Ron Wyden and Rand Paul just introduced their bill to fix Section 702. It’s a good bill that not only improves Section 702 (by prohibiting back door searches, prohibiting the 2014 exception, and limiting use of 702 data), but also improves FISC and PCLOB.
The most alarming part of the bill, though, is Section 14. It prohibits the Attorney General and Director of National Intelligence from asking for technical assistance under Section 702 that is not narrowly targeted or explicitly laid out and approved by the court.
(B) LIMITATIONS.—The Attorney General or the Director of National Intelligence may not request assistance from an electronic communication service provider under subparagraph (A) without demonstrating, to the satisfaction of the Court, that the assistance sought—
(i) is necessary;
(ii) is narrowly tailored to the surveillance at issue; and
(iii) would not pose an undue burden on the electronic communication service provider or its customers who are not an intended target of the surveillance.
(C) COMPLIANCE.—An electronic communication service provider is not obligated to comply with a directive to provide assistance under this paragraph unless
(i) such assistance is a manner or method that has been explicitly approved by the Court; and
(ii) the Court issues an order, which has been delivered to the provider, explicitly describing the assistance to be furnished by the provider that has been approved by the Court.
This suggests that Wyden is concerned the government might use — or has used — FISA to make sweeping onerous technical demands of companies without explicitly explaining what those demands are to the Court.
The most obvious such application would involve asking Apple to back door its iPhone encryption.
As a reminder, national security requests to Apple doubled in the second half of last year.

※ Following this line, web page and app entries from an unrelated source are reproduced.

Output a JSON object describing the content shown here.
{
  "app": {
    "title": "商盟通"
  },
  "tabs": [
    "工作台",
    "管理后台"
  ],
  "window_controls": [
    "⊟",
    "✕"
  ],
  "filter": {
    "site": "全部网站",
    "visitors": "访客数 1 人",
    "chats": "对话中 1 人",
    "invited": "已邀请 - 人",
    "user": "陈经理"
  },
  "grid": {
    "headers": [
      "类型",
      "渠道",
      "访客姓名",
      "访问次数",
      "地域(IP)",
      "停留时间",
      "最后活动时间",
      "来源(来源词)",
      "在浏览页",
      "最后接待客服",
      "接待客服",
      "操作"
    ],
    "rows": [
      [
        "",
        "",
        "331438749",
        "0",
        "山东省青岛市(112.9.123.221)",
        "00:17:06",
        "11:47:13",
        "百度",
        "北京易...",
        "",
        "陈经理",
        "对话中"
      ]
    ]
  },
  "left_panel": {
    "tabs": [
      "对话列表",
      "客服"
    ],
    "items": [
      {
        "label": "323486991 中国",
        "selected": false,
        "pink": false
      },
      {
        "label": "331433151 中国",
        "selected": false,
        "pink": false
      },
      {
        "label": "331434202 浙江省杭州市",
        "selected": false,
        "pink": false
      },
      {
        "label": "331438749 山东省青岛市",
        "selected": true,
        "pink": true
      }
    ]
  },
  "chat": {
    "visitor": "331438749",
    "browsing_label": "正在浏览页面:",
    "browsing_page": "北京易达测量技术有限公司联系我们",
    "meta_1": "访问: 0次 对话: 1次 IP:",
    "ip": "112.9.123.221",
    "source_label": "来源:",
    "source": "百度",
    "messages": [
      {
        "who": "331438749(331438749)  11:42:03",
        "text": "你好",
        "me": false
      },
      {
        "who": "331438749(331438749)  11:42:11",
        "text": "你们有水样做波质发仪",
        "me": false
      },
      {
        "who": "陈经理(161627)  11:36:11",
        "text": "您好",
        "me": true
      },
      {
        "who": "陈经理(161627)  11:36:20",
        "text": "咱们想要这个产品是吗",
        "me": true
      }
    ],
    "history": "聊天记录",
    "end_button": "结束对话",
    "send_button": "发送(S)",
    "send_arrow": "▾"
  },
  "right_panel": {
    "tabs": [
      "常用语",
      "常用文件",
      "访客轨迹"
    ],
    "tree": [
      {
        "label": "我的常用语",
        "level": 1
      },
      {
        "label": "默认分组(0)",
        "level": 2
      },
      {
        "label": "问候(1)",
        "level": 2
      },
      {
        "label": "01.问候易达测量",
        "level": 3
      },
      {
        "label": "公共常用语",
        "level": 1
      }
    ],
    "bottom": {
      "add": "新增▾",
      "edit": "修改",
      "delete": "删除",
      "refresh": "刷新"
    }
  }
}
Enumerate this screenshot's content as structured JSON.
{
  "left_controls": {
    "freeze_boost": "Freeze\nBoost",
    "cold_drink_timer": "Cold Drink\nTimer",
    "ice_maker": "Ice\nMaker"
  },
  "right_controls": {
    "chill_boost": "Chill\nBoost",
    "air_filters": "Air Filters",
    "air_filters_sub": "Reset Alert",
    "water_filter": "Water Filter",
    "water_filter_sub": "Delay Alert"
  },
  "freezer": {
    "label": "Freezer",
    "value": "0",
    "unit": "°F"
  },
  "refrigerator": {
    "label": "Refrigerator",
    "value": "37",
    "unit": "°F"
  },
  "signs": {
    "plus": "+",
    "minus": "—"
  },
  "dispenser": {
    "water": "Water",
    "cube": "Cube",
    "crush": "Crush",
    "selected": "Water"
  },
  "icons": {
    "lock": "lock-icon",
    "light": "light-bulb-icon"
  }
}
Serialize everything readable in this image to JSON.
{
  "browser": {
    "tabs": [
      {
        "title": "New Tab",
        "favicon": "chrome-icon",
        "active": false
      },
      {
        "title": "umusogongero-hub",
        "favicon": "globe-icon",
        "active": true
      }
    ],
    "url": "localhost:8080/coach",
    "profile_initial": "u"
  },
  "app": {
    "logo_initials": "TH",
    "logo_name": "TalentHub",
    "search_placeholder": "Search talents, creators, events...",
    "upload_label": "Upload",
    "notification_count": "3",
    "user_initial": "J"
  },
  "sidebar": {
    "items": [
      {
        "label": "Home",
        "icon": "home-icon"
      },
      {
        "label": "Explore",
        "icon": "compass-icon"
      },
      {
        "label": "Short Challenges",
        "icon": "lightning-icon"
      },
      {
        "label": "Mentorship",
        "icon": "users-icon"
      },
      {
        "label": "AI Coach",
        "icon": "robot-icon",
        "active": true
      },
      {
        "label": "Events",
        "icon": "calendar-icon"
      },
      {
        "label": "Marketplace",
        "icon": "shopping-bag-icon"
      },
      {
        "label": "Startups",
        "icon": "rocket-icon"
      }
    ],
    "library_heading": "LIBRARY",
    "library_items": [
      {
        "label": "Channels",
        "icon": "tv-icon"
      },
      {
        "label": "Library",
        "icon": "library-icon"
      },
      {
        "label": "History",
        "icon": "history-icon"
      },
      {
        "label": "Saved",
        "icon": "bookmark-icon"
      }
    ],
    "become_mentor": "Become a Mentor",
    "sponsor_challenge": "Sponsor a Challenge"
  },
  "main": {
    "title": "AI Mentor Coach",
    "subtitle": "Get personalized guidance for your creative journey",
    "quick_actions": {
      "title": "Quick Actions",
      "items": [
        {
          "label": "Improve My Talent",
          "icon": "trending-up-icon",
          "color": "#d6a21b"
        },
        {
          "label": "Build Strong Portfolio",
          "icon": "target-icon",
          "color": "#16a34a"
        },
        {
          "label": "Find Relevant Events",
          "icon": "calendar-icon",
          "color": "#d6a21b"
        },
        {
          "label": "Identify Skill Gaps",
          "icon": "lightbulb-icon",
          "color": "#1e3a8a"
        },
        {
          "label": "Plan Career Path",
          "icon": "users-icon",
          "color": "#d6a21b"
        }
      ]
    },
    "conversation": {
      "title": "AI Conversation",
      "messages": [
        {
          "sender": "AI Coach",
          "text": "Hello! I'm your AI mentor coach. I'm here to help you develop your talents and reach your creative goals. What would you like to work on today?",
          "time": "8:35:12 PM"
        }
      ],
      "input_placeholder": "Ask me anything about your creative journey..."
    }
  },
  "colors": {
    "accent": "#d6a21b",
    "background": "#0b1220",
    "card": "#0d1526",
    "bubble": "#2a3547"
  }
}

The number of national security orders issued to Apple by US law enforcement doubled to about 6,000 in the second half of 2016, compared with the first half of the year, Apple disclosed in its biannual transparency report. Those requests included orders received under the Foreign Intelligence Surveillance Act, as well as national security letters, the latter of which are issued by the FBI and don’t require a judge’s sign-off.
We would expect such a jump if the government were making a slew of new requests of Apple related to breaking encryption on their phones.